Top of DATASET ENTRIES
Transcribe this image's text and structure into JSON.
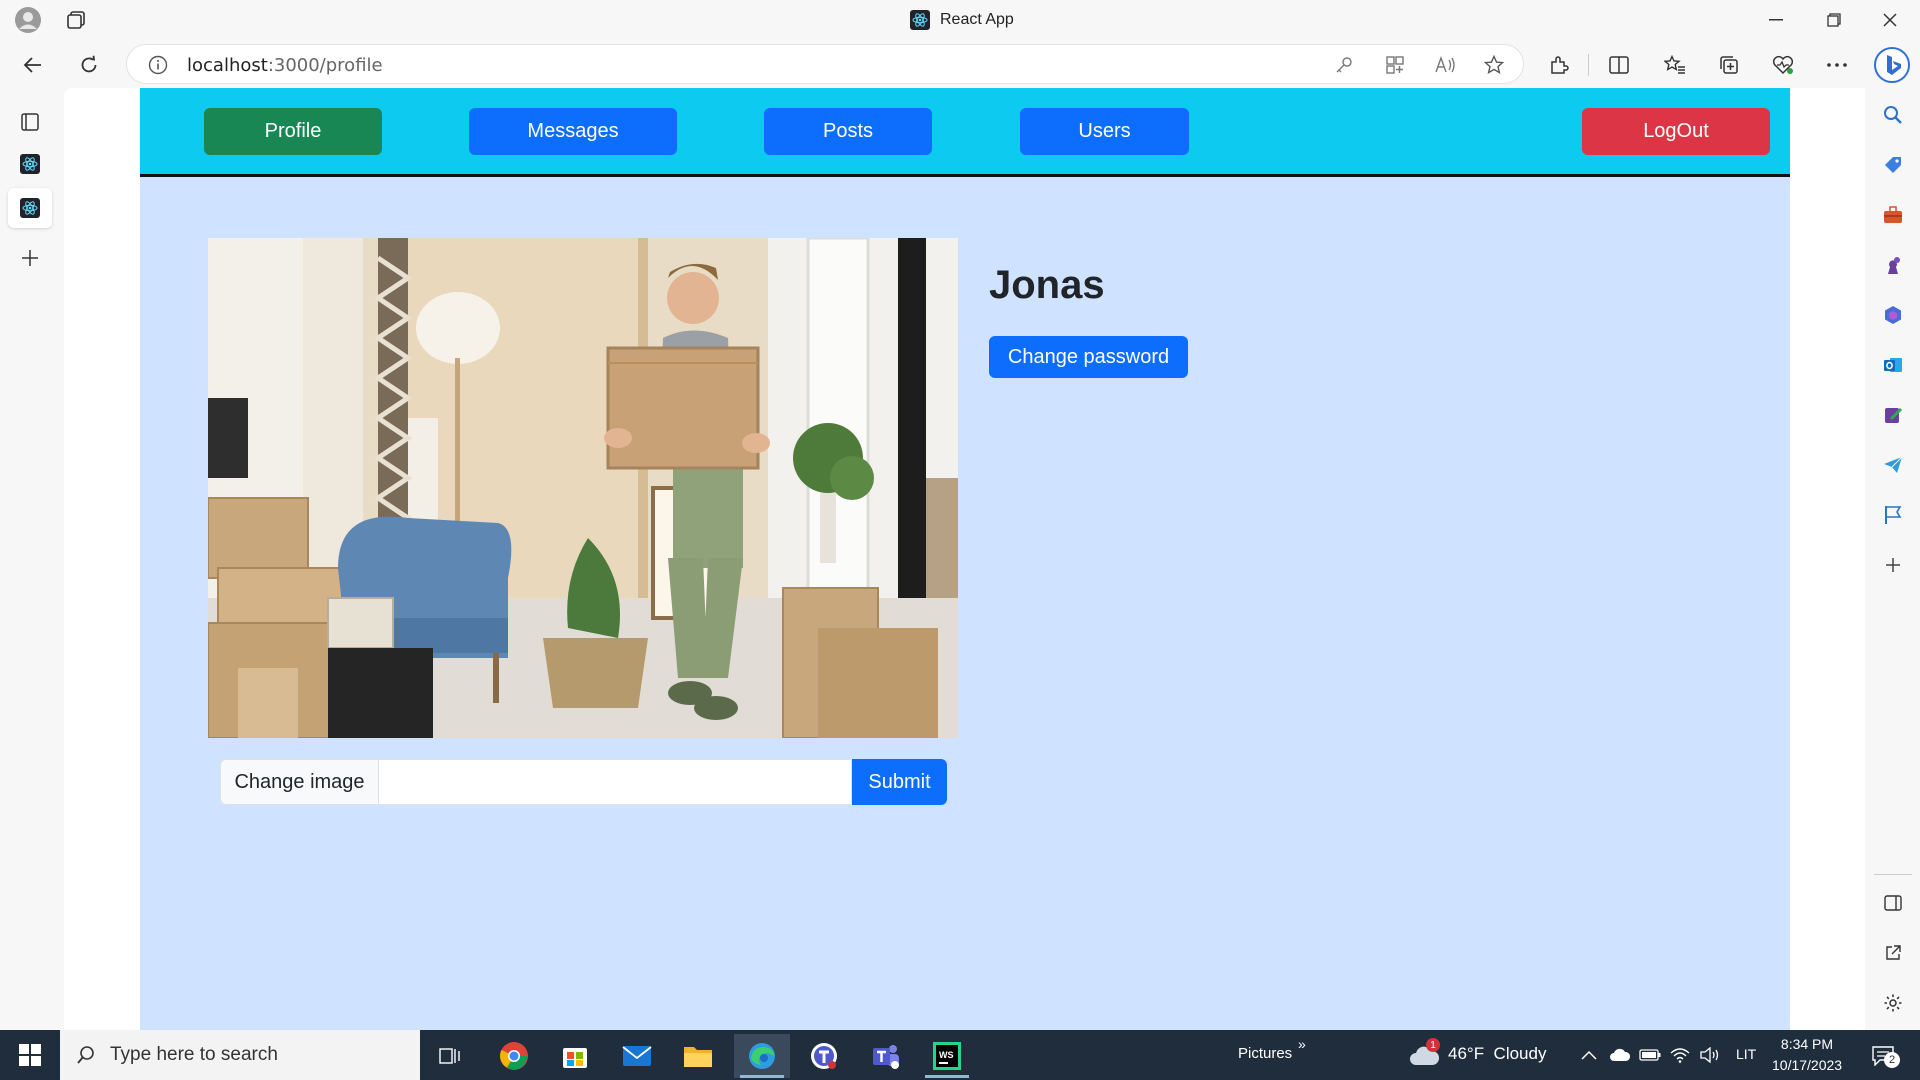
{
  "window": {
    "title": "React App"
  },
  "browser": {
    "url_host": "localhost",
    "url_path": ":3000/profile"
  },
  "nav": {
    "profile": "Profile",
    "messages": "Messages",
    "posts": "Posts",
    "users": "Users",
    "logout": "LogOut"
  },
  "profile": {
    "name": "Jonas",
    "change_password": "Change password",
    "change_image_label": "Change image",
    "file_value": "",
    "submit": "Submit"
  },
  "taskbar": {
    "search_placeholder": "Type here to search",
    "folder_label": "Pictures",
    "weather": "46°F  Cloudy",
    "weather_badge": "1",
    "language": "LIT",
    "time": "8:34 PM",
    "date": "10/17/2023",
    "notification_count": "2"
  },
  "colors": {
    "navbar": "#0dcaf0",
    "primary": "#0d6efd",
    "success": "#198754",
    "danger": "#dc3545",
    "page_bg": "#cfe2ff"
  }
}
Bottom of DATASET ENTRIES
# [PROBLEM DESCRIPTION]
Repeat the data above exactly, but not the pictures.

# [ANSWER TO THE PROBLEM]
Transcribe this image's text and structure into JSON.
{
  "window": {
    "title": "React App"
  },
  "browser": {
    "url_host": "localhost",
    "url_path": ":3000/profile"
  },
  "nav": {
    "profile": "Profile",
    "messages": "Messages",
    "posts": "Posts",
    "users": "Users",
    "logout": "LogOut"
  },
  "profile": {
    "name": "Jonas",
    "change_password": "Change password",
    "change_image_label": "Change image",
    "file_value": "",
    "submit": "Submit"
  },
  "taskbar": {
    "search_placeholder": "Type here to search",
    "folder_label": "Pictures",
    "weather": "46°F  Cloudy",
    "weather_badge": "1",
    "language": "LIT",
    "time": "8:34 PM",
    "date": "10/17/2023",
    "notification_count": "2"
  },
  "colors": {
    "navbar": "#0dcaf0",
    "primary": "#0d6efd",
    "success": "#198754",
    "danger": "#dc3545",
    "page_bg": "#cfe2ff"
  }
}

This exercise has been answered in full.